Interface dataset entries
↓↓↓

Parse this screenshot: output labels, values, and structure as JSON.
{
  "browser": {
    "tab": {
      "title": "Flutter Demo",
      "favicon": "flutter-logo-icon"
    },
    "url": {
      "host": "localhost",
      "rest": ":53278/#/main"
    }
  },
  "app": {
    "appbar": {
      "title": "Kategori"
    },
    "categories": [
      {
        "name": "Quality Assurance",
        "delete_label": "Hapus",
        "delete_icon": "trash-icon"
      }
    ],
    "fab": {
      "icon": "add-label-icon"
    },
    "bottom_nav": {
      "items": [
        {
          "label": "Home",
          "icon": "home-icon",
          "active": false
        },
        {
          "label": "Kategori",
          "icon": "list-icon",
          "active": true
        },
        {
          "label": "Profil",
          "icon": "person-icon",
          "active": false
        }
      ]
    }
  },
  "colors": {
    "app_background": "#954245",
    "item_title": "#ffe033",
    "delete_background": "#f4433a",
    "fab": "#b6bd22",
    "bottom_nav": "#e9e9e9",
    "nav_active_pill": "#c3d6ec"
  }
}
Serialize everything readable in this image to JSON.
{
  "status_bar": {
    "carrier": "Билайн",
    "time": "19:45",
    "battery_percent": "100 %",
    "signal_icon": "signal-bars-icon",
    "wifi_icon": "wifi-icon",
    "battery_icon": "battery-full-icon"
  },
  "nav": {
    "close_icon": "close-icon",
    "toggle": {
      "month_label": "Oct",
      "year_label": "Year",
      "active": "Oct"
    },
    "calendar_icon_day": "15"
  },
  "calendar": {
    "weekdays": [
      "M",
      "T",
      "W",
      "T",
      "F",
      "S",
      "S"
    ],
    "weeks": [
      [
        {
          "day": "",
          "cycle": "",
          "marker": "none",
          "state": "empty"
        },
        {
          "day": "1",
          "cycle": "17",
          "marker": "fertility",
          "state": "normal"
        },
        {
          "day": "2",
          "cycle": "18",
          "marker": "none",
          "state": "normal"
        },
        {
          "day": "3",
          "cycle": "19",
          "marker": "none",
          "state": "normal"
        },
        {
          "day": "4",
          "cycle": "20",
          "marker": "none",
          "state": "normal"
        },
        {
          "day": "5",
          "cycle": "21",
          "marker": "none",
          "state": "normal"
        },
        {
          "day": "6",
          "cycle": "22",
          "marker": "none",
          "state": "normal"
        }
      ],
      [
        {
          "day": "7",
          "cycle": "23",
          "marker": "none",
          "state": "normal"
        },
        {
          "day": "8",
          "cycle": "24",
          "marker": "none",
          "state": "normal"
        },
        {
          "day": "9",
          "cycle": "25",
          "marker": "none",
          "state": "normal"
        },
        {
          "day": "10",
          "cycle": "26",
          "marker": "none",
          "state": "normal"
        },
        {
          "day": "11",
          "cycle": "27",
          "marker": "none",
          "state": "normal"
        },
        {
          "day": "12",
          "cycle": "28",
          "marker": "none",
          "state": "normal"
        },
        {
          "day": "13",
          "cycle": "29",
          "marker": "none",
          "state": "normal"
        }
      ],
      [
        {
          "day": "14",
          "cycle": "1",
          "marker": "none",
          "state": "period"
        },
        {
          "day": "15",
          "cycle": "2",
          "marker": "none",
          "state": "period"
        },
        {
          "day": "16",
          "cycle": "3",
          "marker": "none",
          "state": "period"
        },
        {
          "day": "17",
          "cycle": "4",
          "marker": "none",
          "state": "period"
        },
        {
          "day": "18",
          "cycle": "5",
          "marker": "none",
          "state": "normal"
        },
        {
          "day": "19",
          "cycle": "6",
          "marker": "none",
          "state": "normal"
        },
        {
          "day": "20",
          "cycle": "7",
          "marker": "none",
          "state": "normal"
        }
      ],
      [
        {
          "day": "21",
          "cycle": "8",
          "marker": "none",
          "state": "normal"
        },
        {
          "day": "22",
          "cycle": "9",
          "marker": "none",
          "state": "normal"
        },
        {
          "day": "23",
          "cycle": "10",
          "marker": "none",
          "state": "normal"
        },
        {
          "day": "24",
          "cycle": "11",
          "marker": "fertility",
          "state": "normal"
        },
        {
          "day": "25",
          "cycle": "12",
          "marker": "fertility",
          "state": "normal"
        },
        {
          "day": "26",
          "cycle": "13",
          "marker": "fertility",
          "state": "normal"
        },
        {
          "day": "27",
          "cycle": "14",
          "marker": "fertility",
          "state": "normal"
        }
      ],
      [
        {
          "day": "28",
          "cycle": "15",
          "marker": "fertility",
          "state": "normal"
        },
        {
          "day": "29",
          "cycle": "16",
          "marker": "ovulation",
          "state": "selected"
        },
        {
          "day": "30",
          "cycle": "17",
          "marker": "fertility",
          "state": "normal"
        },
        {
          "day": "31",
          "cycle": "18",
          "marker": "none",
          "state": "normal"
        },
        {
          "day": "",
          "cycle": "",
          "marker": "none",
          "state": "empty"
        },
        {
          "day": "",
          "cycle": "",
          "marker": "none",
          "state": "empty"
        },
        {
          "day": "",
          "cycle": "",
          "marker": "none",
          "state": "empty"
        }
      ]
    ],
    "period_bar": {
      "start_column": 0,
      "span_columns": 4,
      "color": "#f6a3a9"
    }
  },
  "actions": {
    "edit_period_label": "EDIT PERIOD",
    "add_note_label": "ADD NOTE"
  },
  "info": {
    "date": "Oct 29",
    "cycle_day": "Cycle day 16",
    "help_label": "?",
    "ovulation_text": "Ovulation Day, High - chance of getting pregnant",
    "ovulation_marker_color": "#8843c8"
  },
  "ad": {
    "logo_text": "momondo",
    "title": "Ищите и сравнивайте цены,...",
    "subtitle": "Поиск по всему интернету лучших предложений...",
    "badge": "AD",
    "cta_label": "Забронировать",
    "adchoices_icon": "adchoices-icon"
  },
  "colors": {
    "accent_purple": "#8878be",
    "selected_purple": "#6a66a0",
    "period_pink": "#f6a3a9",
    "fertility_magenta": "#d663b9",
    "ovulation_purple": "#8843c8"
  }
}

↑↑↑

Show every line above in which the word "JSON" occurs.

Parse this screenshot: output labels, values, and structure as JSON.
Serialize everything readable in this image to JSON.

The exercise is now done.